Content starts
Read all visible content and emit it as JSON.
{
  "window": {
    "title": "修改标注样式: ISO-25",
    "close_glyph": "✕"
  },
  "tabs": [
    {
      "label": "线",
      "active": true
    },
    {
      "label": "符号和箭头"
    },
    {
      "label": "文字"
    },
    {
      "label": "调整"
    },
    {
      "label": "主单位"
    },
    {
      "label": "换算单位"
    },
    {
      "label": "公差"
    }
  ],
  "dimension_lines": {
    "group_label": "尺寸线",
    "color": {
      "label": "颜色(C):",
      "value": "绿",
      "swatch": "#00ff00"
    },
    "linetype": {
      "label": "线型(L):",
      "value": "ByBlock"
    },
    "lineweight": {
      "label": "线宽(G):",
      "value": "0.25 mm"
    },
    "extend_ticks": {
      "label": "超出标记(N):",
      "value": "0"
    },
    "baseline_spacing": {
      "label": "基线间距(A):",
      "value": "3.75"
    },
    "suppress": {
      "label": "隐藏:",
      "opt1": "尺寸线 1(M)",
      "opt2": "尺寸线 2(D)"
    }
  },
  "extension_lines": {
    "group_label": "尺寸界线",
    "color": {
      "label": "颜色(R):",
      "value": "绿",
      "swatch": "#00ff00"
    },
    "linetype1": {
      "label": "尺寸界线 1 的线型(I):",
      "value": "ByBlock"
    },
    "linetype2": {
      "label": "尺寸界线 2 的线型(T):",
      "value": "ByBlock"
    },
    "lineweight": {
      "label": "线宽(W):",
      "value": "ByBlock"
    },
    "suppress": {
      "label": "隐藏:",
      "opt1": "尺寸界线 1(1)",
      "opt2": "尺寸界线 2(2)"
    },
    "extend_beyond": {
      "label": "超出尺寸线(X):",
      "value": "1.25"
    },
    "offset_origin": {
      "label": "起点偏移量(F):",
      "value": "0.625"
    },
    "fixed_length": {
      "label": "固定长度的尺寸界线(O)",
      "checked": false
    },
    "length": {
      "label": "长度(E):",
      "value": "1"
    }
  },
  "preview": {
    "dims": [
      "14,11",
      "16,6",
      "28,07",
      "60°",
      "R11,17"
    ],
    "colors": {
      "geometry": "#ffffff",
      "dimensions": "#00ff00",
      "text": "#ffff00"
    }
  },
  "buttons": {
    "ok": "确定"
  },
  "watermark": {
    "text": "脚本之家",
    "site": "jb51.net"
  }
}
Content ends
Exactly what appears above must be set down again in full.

Read all visible content and emit it as JSON.
{
  "window": {
    "title": "修改标注样式: ISO-25",
    "close_glyph": "✕"
  },
  "tabs": [
    {
      "label": "线",
      "active": true
    },
    {
      "label": "符号和箭头"
    },
    {
      "label": "文字"
    },
    {
      "label": "调整"
    },
    {
      "label": "主单位"
    },
    {
      "label": "换算单位"
    },
    {
      "label": "公差"
    }
  ],
  "dimension_lines": {
    "group_label": "尺寸线",
    "color": {
      "label": "颜色(C):",
      "value": "绿",
      "swatch": "#00ff00"
    },
    "linetype": {
      "label": "线型(L):",
      "value": "ByBlock"
    },
    "lineweight": {
      "label": "线宽(G):",
      "value": "0.25 mm"
    },
    "extend_ticks": {
      "label": "超出标记(N):",
      "value": "0"
    },
    "baseline_spacing": {
      "label": "基线间距(A):",
      "value": "3.75"
    },
    "suppress": {
      "label": "隐藏:",
      "opt1": "尺寸线 1(M)",
      "opt2": "尺寸线 2(D)"
    }
  },
  "extension_lines": {
    "group_label": "尺寸界线",
    "color": {
      "label": "颜色(R):",
      "value": "绿",
      "swatch": "#00ff00"
    },
    "linetype1": {
      "label": "尺寸界线 1 的线型(I):",
      "value": "ByBlock"
    },
    "linetype2": {
      "label": "尺寸界线 2 的线型(T):",
      "value": "ByBlock"
    },
    "lineweight": {
      "label": "线宽(W):",
      "value": "ByBlock"
    },
    "suppress": {
      "label": "隐藏:",
      "opt1": "尺寸界线 1(1)",
      "opt2": "尺寸界线 2(2)"
    },
    "extend_beyond": {
      "label": "超出尺寸线(X):",
      "value": "1.25"
    },
    "offset_origin": {
      "label": "起点偏移量(F):",
      "value": "0.625"
    },
    "fixed_length": {
      "label": "固定长度的尺寸界线(O)",
      "checked": false
    },
    "length": {
      "label": "长度(E):",
      "value": "1"
    }
  },
  "preview": {
    "dims": [
      "14,11",
      "16,6",
      "28,07",
      "60°",
      "R11,17"
    ],
    "colors": {
      "geometry": "#ffffff",
      "dimensions": "#00ff00",
      "text": "#ffff00"
    }
  },
  "buttons": {
    "ok": "确定"
  },
  "watermark": {
    "text": "脚本之家",
    "site": "jb51.net"
  }
}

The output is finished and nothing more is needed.